Records for the task: Begin
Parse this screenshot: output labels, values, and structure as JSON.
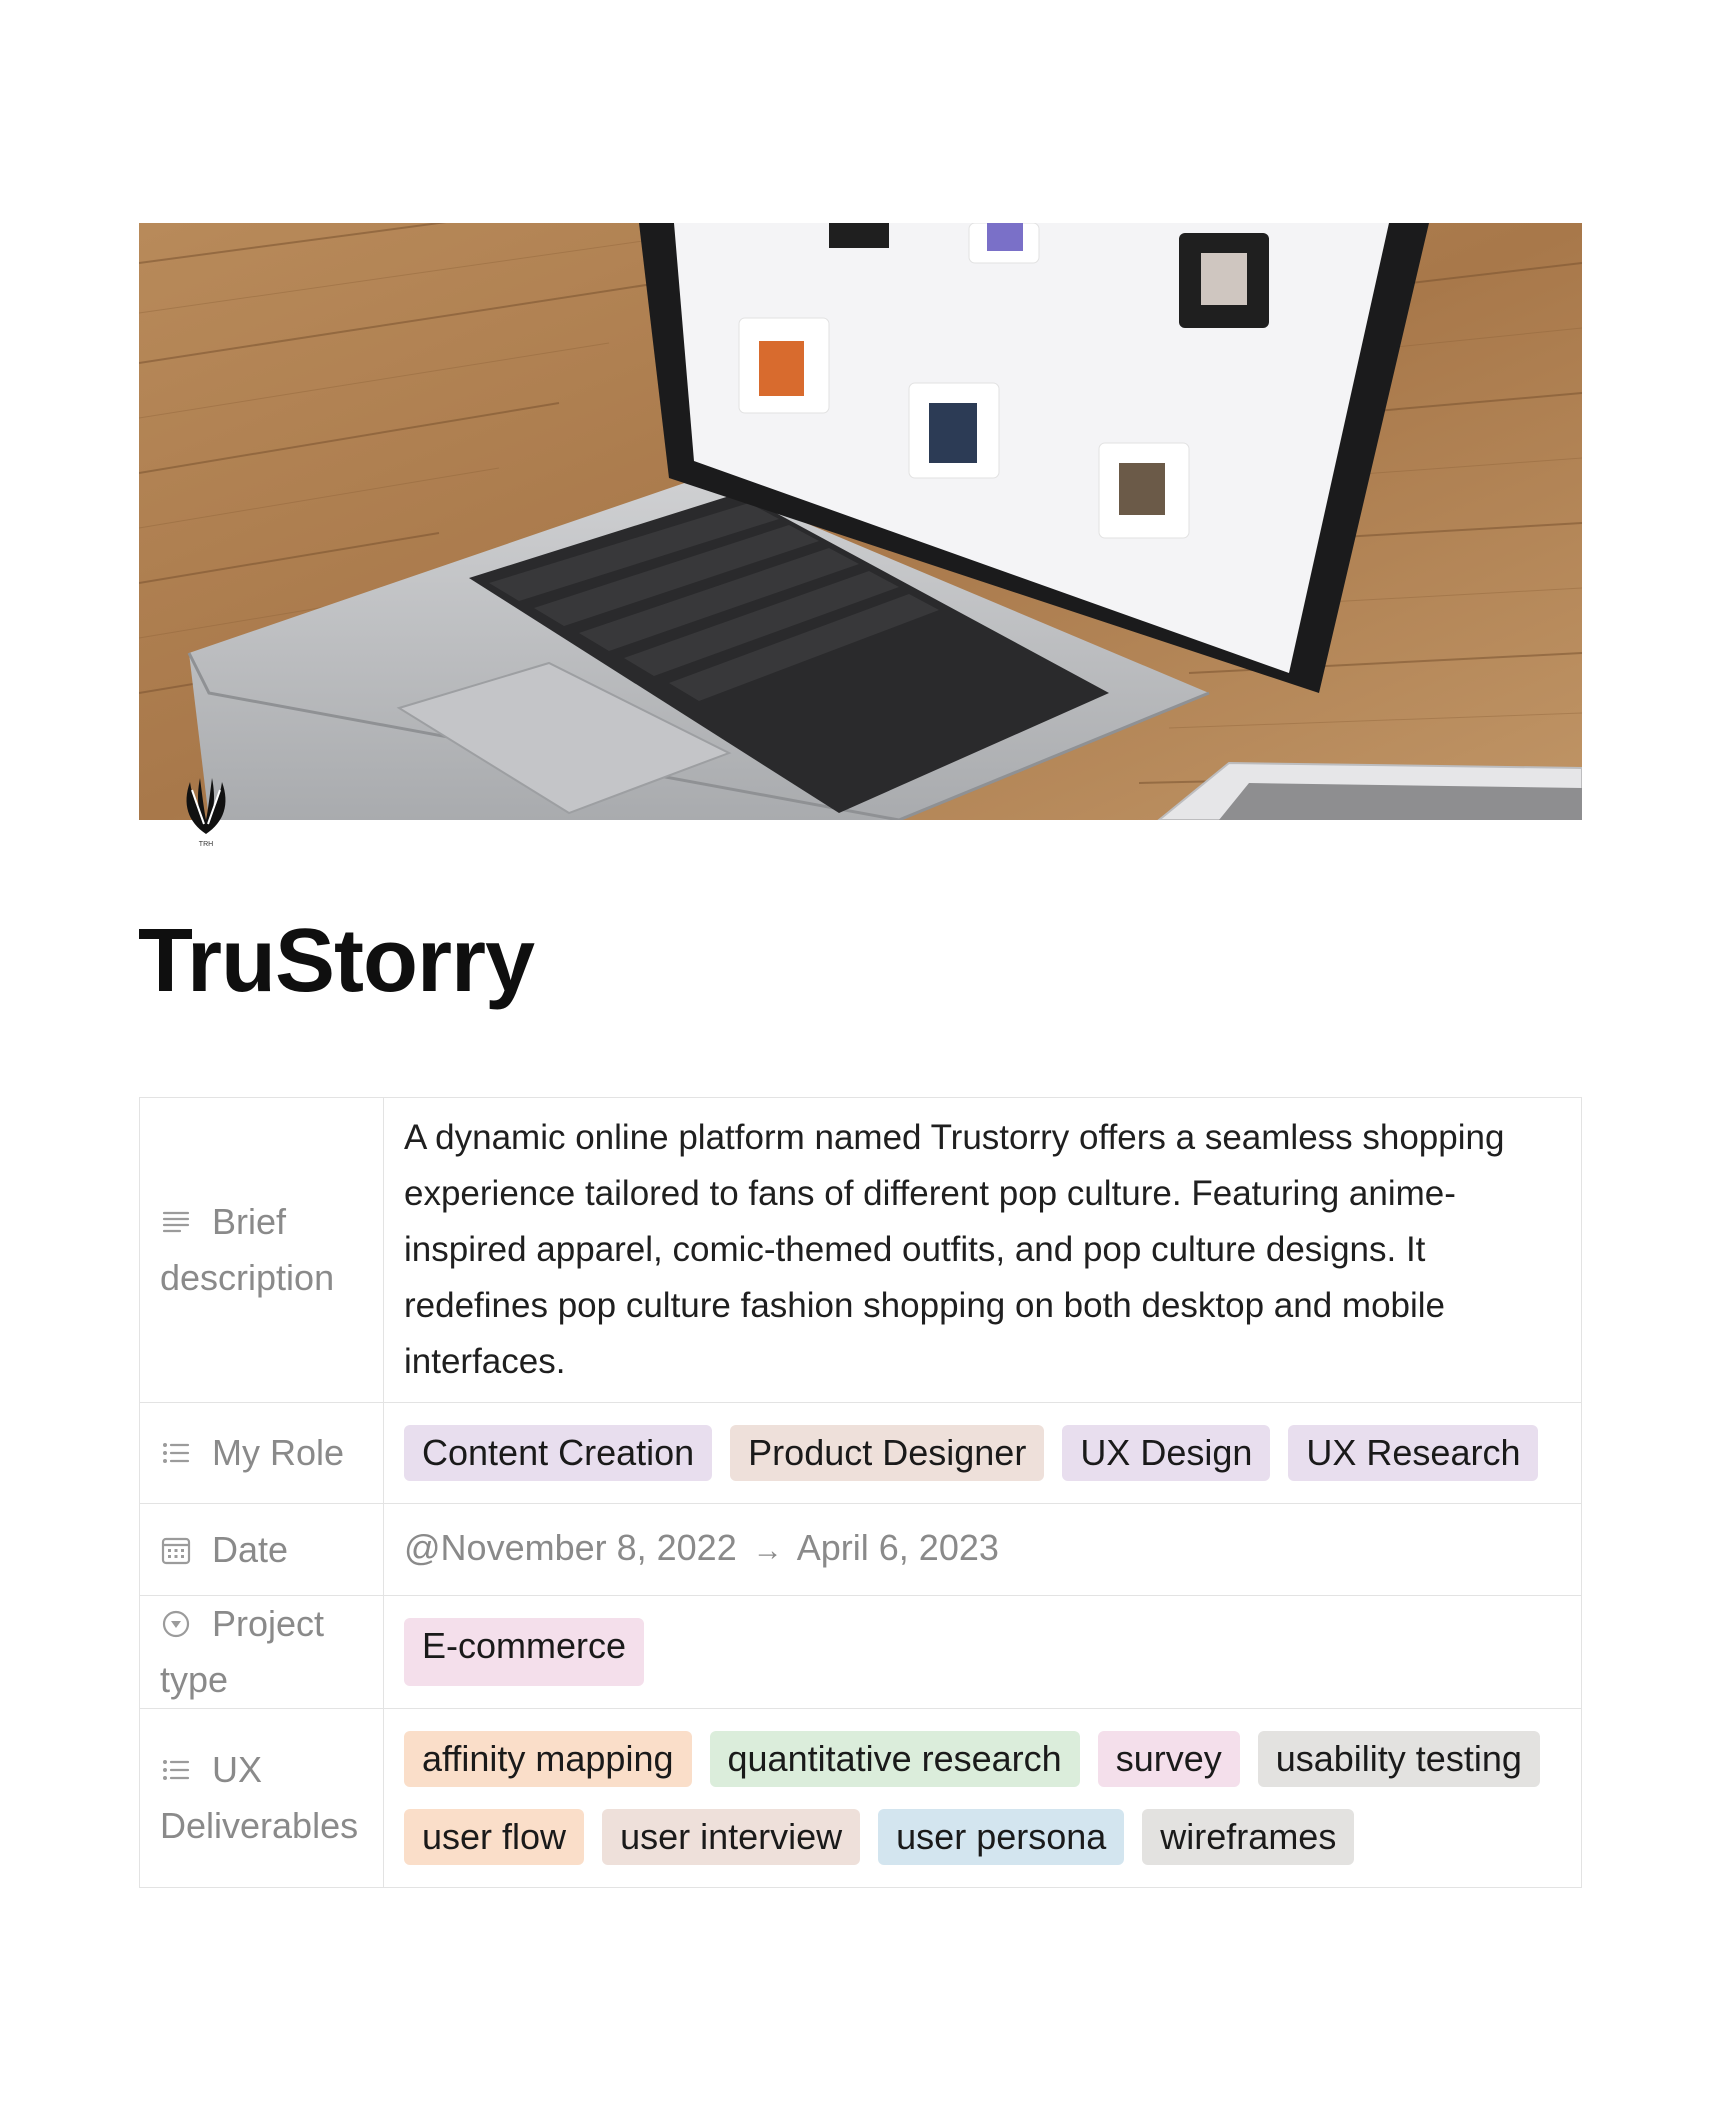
{
  "cover": {
    "image_description": "Laptop on wooden desk showing t-shirt e-commerce site, phone beside it"
  },
  "page_icon": {
    "name": "leaf-logo-icon",
    "caption": "TRH"
  },
  "title": "TruStorry",
  "properties": {
    "brief": {
      "label": "Brief description",
      "label_line1": "Brief",
      "label_line2": "description",
      "icon": "text-lines-icon",
      "value": "A dynamic online platform named Trustorry offers a seamless shopping experience tailored to fans of different pop culture. Featuring anime-inspired apparel, comic-themed outfits, and pop culture designs. It redefines pop culture fashion shopping on both desktop and mobile interfaces."
    },
    "role": {
      "label": "My Role",
      "icon": "multi-select-icon",
      "tags": [
        {
          "text": "Content Creation",
          "color": "#e8deee"
        },
        {
          "text": "Product Designer",
          "color": "#eee0da"
        },
        {
          "text": "UX Design",
          "color": "#e8deee"
        },
        {
          "text": "UX Research",
          "color": "#e8deee"
        }
      ]
    },
    "date": {
      "label": "Date",
      "icon": "calendar-icon",
      "start": "@November 8, 2022",
      "arrow": "→",
      "end": "April 6, 2023"
    },
    "project_type": {
      "label": "Project type",
      "label_line1": "Project",
      "label_line2": "type",
      "icon": "select-icon",
      "tags": [
        {
          "text": "E-commerce",
          "color": "#f4dfeb"
        }
      ]
    },
    "deliverables": {
      "label": "UX Deliverables",
      "label_line1": "UX",
      "label_line2": "Deliverables",
      "icon": "multi-select-icon",
      "tags": [
        {
          "text": "affinity mapping",
          "color": "#fadec9"
        },
        {
          "text": "quantitative research",
          "color": "#dbeddb"
        },
        {
          "text": "survey",
          "color": "#f4dfeb"
        },
        {
          "text": "usability testing",
          "color": "#e3e2e0"
        },
        {
          "text": "user flow",
          "color": "#fadec9"
        },
        {
          "text": "user interview",
          "color": "#eee0da"
        },
        {
          "text": "user persona",
          "color": "#d3e5ef"
        },
        {
          "text": "wireframes",
          "color": "#e3e2e0"
        }
      ]
    }
  }
}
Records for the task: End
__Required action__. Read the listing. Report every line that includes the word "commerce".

__Output of the task__.
    "image_description": "Laptop on wooden desk showing t-shirt e-commerce site, phone beside it"
          "text": "E-commerce",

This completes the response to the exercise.